I decided I wanted to use LVM. LVM allows, among other things, your logical volumes to be resized as needed. For instance, when I installed OpenOffice the compile takes so much disk space that it filled the /var file system. So after it failed the first time I increased the /var volume by 2GB and later, after OpenOffice was installed, I reduced the size. There is a great Gentoo/LVM How-To on the Gentoo site. I definitely recommend LVM, it has saved me tons of trouble. It is especially useful when you have to dual boot your system and plan on reducing the size of your Windows partition. Frankly, I love reducing the size of my Windows partition, it means I am getting closer to eliminating that overgrown trojan horse from my life :).

I also chose to use ReiserFS. I wanted a journalizing FS and Reiser has a good balance between read and write speed and can handle reasonably sized files efficiently. XFS, JFS, and ReiserFS are all good journalizing file systems. Each has their strengths. I think the benchmarks show that ReiserFS has a good balance of performance in a wide range of applications. I chose JFS for my MythTV video volumes because it is good at handling frequent writes to large files. Just do some research and pick the one that fits your needs.

The USE Variable

The single most powerful feature of portage, the Gentoo packaging system, is the USE variable. There is also the /etc/portage/package.use file that can be used to specify USE flags for packages individually. If you want to have jpeg support built into all the packages that can have that feature just put it in the global USE variable in the /etc/make.conf file. There are also USE flags that are “local” to a particular package. All the use flags are documented in /usr/portage/profile/use.desc and /usr/portage/profile/use.local.desc.

Stage 1

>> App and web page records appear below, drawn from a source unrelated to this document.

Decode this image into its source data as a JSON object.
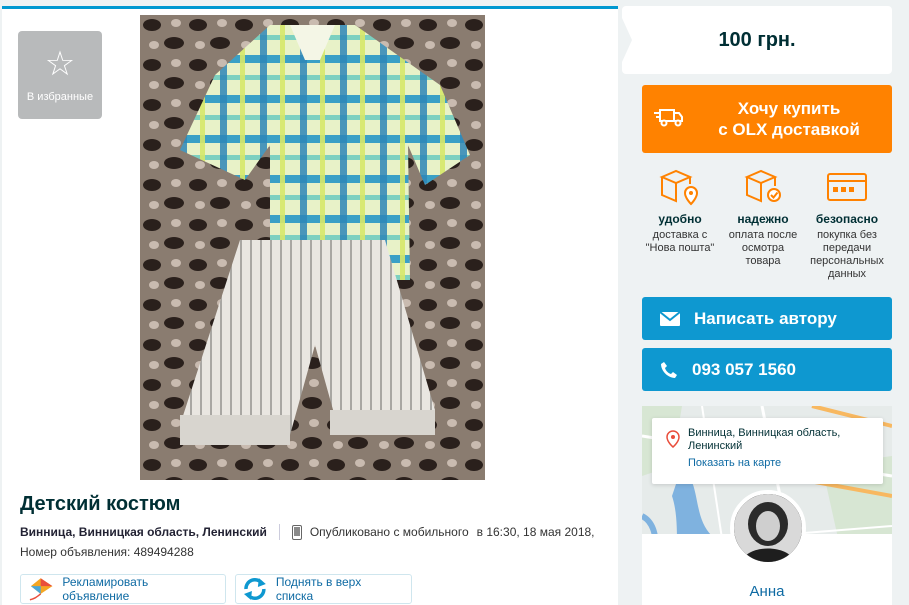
{
  "favorites": {
    "label": "В избранные",
    "icon": "star-icon"
  },
  "listing": {
    "title": "Детский костюм",
    "location": "Винница, Винницкая область, Ленинский",
    "published_via": "Опубликовано с мобильного",
    "published_time": "в 16:30, 18 мая 2018,",
    "ad_number": "Номер объявления: 489494288"
  },
  "actions": {
    "promote_label": "Рекламировать объявление",
    "bump_label": "Поднять в верх списка"
  },
  "price": {
    "value": "100 грн."
  },
  "delivery": {
    "buy_line1": "Хочу купить",
    "buy_line2": "с OLX доставкой",
    "features": [
      {
        "title": "удобно",
        "desc": "доставка с \"Нова пошта\"",
        "icon": "box-pin-icon"
      },
      {
        "title": "надежно",
        "desc": "оплата после осмотра товара",
        "icon": "box-check-icon"
      },
      {
        "title": "безопасно",
        "desc": "покупка без передачи персональных данных",
        "icon": "card-icon"
      }
    ]
  },
  "contact": {
    "message_label": "Написать автору",
    "phone_label": "093 057 1560"
  },
  "map": {
    "location": "Винница, Винницкая область, Ленинский",
    "show_on_map": "Показать на карте"
  },
  "seller": {
    "name": "Анна"
  },
  "colors": {
    "orange": "#ff8200",
    "blue": "#0e98d0",
    "link": "#0e6aa3",
    "dark": "#002f34"
  }
}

Stage 1 installs take a heck of a lot of time. This stage is called “bootstrapping” and that is what it is, literally. No matter what stage you install you start by mounting all the volumes you are going to install into and then untaring the stage tar ball into the file system. Once the stage tar ball is untared you chroot into the mounted filesystem.

This stage includes building glibc and other system libraries from source so you can imagine how long that takes. The idea was that you can improve performance by optimizing the base system libraries. Turns out benchmarks show that the improvement is just not worth it. I am actually glad they have eliminated it.

Stage 2

Stage 2 is the process of getting the system packages built. These are the packages for which there is no choice. They are things like tar, man, stuff like that.

There’s not much very interesting to tell about stage 2. Your computer just spends a bunch of time compiling stuff.

Stage 3

This is where you start making your most significant choices. You will configure and compile your kernel. Another advantage of a Gentoo install is you don’t get a canned kernel with a ton of junk you don’t use. Personally, I never used those anyway; I always recompile my kernels no matter what distro I chose.

You will also have to chose a system logger, a system scheduler, and other system tools. There are choices along the way here. The handbook has some good info on your choices.

Next Time

In Part II I am going to cover the applications I installed for each of my systems. I have 4 Gentoo systems: A mail/web/file server, A colo’d web server, a desktop for gaming and development, and a laptop for gaming and development, as well.

In a future series I am will cover how to go about constructing a functional home network with most of the elements you would find in a mid sized corporate office. Check back later for more details.